■ Material provided

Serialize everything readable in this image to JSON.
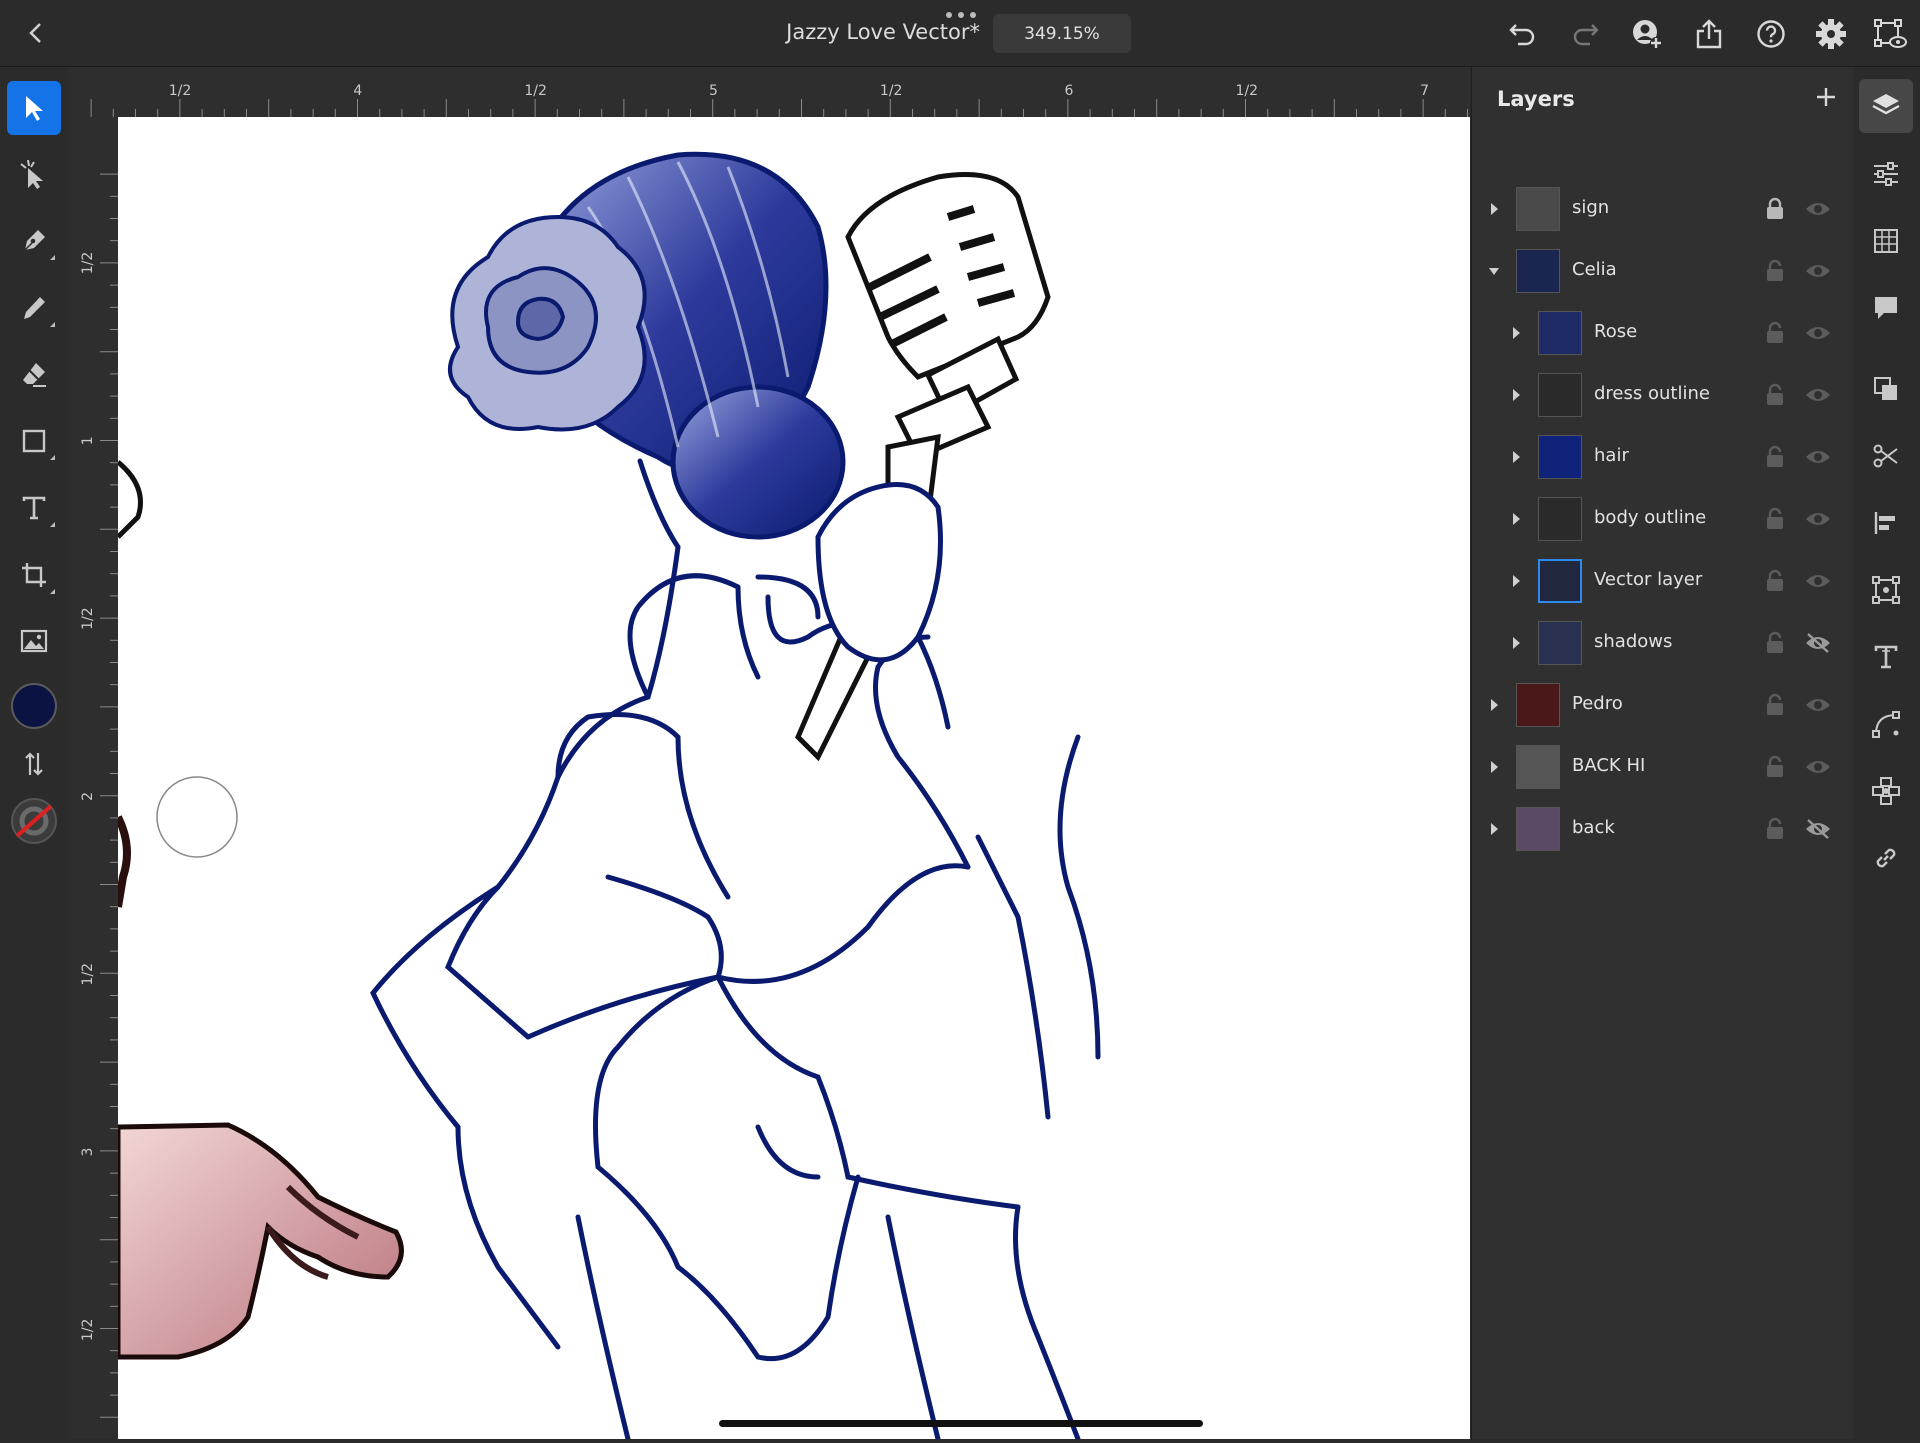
{
  "document": {
    "title": "Jazzy Love Vector*",
    "zoom": "349.15%"
  },
  "topbar": {
    "back_icon": "chevron-left-icon",
    "more_icon": "more-dots-icon",
    "actions": [
      "undo-icon",
      "redo-icon",
      "invite-icon",
      "share-icon",
      "help-icon",
      "settings-icon",
      "preview-icon"
    ]
  },
  "tools": {
    "items": [
      "select-tool-icon",
      "direct-select-icon",
      "pen-icon",
      "pencil-icon",
      "eraser-icon",
      "rectangle-icon",
      "type-icon",
      "artboard-icon",
      "image-icon",
      "fill-color-swatch",
      "swap-icon",
      "stroke-none-swatch"
    ],
    "fill_color": "#0a1342"
  },
  "rulers": {
    "top_labels": [
      "1/2",
      "4",
      "1/2",
      "5",
      "1/2",
      "6",
      "1/2",
      "7"
    ],
    "left_labels": [
      "1/2",
      "1",
      "1/2",
      "2",
      "1/2",
      "3",
      "1/2"
    ]
  },
  "layers_panel": {
    "title": "Layers",
    "add_icon": "plus-icon",
    "layers": [
      {
        "name": "sign",
        "indent": 0,
        "expanded": false,
        "locked": true,
        "visible": true
      },
      {
        "name": "Celia",
        "indent": 0,
        "expanded": true,
        "locked": false,
        "visible": true
      },
      {
        "name": "Rose",
        "indent": 1,
        "expanded": false,
        "locked": false,
        "visible": true
      },
      {
        "name": "dress outline",
        "indent": 1,
        "expanded": false,
        "locked": false,
        "visible": true
      },
      {
        "name": "hair",
        "indent": 1,
        "expanded": false,
        "locked": false,
        "visible": true
      },
      {
        "name": "body outline",
        "indent": 1,
        "expanded": false,
        "locked": false,
        "visible": true
      },
      {
        "name": "Vector layer",
        "indent": 1,
        "expanded": false,
        "locked": false,
        "visible": true,
        "selected": true
      },
      {
        "name": "shadows",
        "indent": 1,
        "expanded": false,
        "locked": false,
        "visible": false
      },
      {
        "name": "Pedro",
        "indent": 0,
        "expanded": false,
        "locked": false,
        "visible": true
      },
      {
        "name": "BACK HI",
        "indent": 0,
        "expanded": false,
        "locked": false,
        "visible": true
      },
      {
        "name": "back",
        "indent": 0,
        "expanded": false,
        "locked": false,
        "visible": false
      }
    ]
  },
  "right_toolbar": {
    "items": [
      "layers-icon",
      "properties-icon",
      "grid-icon",
      "comments-icon",
      "arrange-icon",
      "scissors-icon",
      "align-icon",
      "transform-icon",
      "text-properties-icon",
      "path-icon",
      "repeat-icon",
      "link-icon"
    ]
  },
  "colors": {
    "accent": "#1473e6",
    "ink": "#0a1a6e",
    "panel": "#303030"
  }
}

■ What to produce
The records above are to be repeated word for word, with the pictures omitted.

■ Exercise result
Serialize everything readable in this image to JSON.
{
  "document": {
    "title": "Jazzy Love Vector*",
    "zoom": "349.15%"
  },
  "topbar": {
    "back_icon": "chevron-left-icon",
    "more_icon": "more-dots-icon",
    "actions": [
      "undo-icon",
      "redo-icon",
      "invite-icon",
      "share-icon",
      "help-icon",
      "settings-icon",
      "preview-icon"
    ]
  },
  "tools": {
    "items": [
      "select-tool-icon",
      "direct-select-icon",
      "pen-icon",
      "pencil-icon",
      "eraser-icon",
      "rectangle-icon",
      "type-icon",
      "artboard-icon",
      "image-icon",
      "fill-color-swatch",
      "swap-icon",
      "stroke-none-swatch"
    ],
    "fill_color": "#0a1342"
  },
  "rulers": {
    "top_labels": [
      "1/2",
      "4",
      "1/2",
      "5",
      "1/2",
      "6",
      "1/2",
      "7"
    ],
    "left_labels": [
      "1/2",
      "1",
      "1/2",
      "2",
      "1/2",
      "3",
      "1/2"
    ]
  },
  "layers_panel": {
    "title": "Layers",
    "add_icon": "plus-icon",
    "layers": [
      {
        "name": "sign",
        "indent": 0,
        "expanded": false,
        "locked": true,
        "visible": true
      },
      {
        "name": "Celia",
        "indent": 0,
        "expanded": true,
        "locked": false,
        "visible": true
      },
      {
        "name": "Rose",
        "indent": 1,
        "expanded": false,
        "locked": false,
        "visible": true
      },
      {
        "name": "dress outline",
        "indent": 1,
        "expanded": false,
        "locked": false,
        "visible": true
      },
      {
        "name": "hair",
        "indent": 1,
        "expanded": false,
        "locked": false,
        "visible": true
      },
      {
        "name": "body outline",
        "indent": 1,
        "expanded": false,
        "locked": false,
        "visible": true
      },
      {
        "name": "Vector layer",
        "indent": 1,
        "expanded": false,
        "locked": false,
        "visible": true,
        "selected": true
      },
      {
        "name": "shadows",
        "indent": 1,
        "expanded": false,
        "locked": false,
        "visible": false
      },
      {
        "name": "Pedro",
        "indent": 0,
        "expanded": false,
        "locked": false,
        "visible": true
      },
      {
        "name": "BACK HI",
        "indent": 0,
        "expanded": false,
        "locked": false,
        "visible": true
      },
      {
        "name": "back",
        "indent": 0,
        "expanded": false,
        "locked": false,
        "visible": false
      }
    ]
  },
  "right_toolbar": {
    "items": [
      "layers-icon",
      "properties-icon",
      "grid-icon",
      "comments-icon",
      "arrange-icon",
      "scissors-icon",
      "align-icon",
      "transform-icon",
      "text-properties-icon",
      "path-icon",
      "repeat-icon",
      "link-icon"
    ]
  },
  "colors": {
    "accent": "#1473e6",
    "ink": "#0a1a6e",
    "panel": "#303030"
  }
}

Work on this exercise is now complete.